What's most interesting about the M-Gator, however, is the vehicle's remarkable similarity to the World War II jeep. The M-Gator has a 79 inch wheelbase and 48 inch tread versus the Willys 80 inches and 48 inches respectively. Gross vehicle weight is about 2500-lbs for both. The biggest difference is the engine. The M-Gator's three cylinder diesel is good for only 18-horsepower and 29 kilometers an hour compared to 60-hp (gross) (about 45 net hp) and 88 kilometers an hour for the Willys' "Go-Devil" engine. The LUMES vehicle would likely be even more jeep-like.
The M-Gator, the Armys off-the-shelf, off-road golf cart, has proven successful and popular with light infantry forces and support troops in Afghanistan and Iraq. Originally purchased with unit funds, the Army has begun the formal process of procuring what they call the Light Utility Mobility Enhancement System, or LUMES. Thus the LUMES designation formalizes the requirement that the M-Gator is already filling with the 82nd and 101st Airborne Divisions, hauling cargo around base facilities and in confined spaces where the Hummvee is impractical. LUMES will also incorporate some requests from troops who have used the M-Gator, such as trailer towing ability and the ability to evacuate casualties. Rollover fears had led the Army to discourage this with the M-Gator.

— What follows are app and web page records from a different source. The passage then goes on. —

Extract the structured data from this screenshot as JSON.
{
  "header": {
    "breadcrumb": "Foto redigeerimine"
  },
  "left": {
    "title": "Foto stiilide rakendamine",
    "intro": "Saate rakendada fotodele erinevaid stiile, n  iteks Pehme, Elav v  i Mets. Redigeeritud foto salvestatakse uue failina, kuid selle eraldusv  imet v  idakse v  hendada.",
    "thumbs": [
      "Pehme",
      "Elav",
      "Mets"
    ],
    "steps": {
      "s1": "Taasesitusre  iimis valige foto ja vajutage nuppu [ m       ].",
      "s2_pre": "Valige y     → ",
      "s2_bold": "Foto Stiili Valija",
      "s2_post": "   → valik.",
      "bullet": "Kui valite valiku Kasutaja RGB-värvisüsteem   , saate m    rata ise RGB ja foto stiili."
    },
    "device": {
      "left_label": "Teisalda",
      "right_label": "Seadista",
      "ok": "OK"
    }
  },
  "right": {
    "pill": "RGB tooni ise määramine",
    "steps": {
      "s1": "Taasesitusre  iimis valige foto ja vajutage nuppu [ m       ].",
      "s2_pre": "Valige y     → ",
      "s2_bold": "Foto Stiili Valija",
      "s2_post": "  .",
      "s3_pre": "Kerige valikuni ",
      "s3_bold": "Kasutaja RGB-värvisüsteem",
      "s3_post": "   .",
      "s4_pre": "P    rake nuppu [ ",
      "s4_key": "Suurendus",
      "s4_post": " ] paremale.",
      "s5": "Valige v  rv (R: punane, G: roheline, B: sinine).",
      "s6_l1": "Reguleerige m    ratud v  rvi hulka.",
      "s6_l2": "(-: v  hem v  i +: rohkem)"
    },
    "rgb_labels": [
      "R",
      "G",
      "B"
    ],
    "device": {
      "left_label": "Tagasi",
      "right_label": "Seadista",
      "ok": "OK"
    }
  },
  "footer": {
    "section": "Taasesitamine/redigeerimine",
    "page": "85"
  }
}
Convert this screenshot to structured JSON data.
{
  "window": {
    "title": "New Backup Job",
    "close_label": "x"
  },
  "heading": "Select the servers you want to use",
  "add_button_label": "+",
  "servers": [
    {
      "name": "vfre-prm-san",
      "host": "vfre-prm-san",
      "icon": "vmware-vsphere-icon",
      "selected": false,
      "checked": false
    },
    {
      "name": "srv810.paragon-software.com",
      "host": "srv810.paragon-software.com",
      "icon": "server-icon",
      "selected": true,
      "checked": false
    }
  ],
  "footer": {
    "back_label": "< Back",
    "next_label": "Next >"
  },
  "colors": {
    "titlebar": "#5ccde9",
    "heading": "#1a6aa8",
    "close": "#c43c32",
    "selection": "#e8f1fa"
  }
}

Although the Hummvee is widely considered the "new jeep," it actually replaced a number of heavier vehicles, such as the M561 Gama Goat, and struggled with lighter missions previously assigned to the last true jeep, the rollover-prone M151. Some units, especially special forces, use Chenowth dune buggies known as Fast Attack Vehicles, but these have proved impractical for most non-special ops roles, probably due to the lack of cargo capacity. Recent experience with the M-Gator shows that when it comes down to it, the more things change, the more they stay the same. --AJ Wagner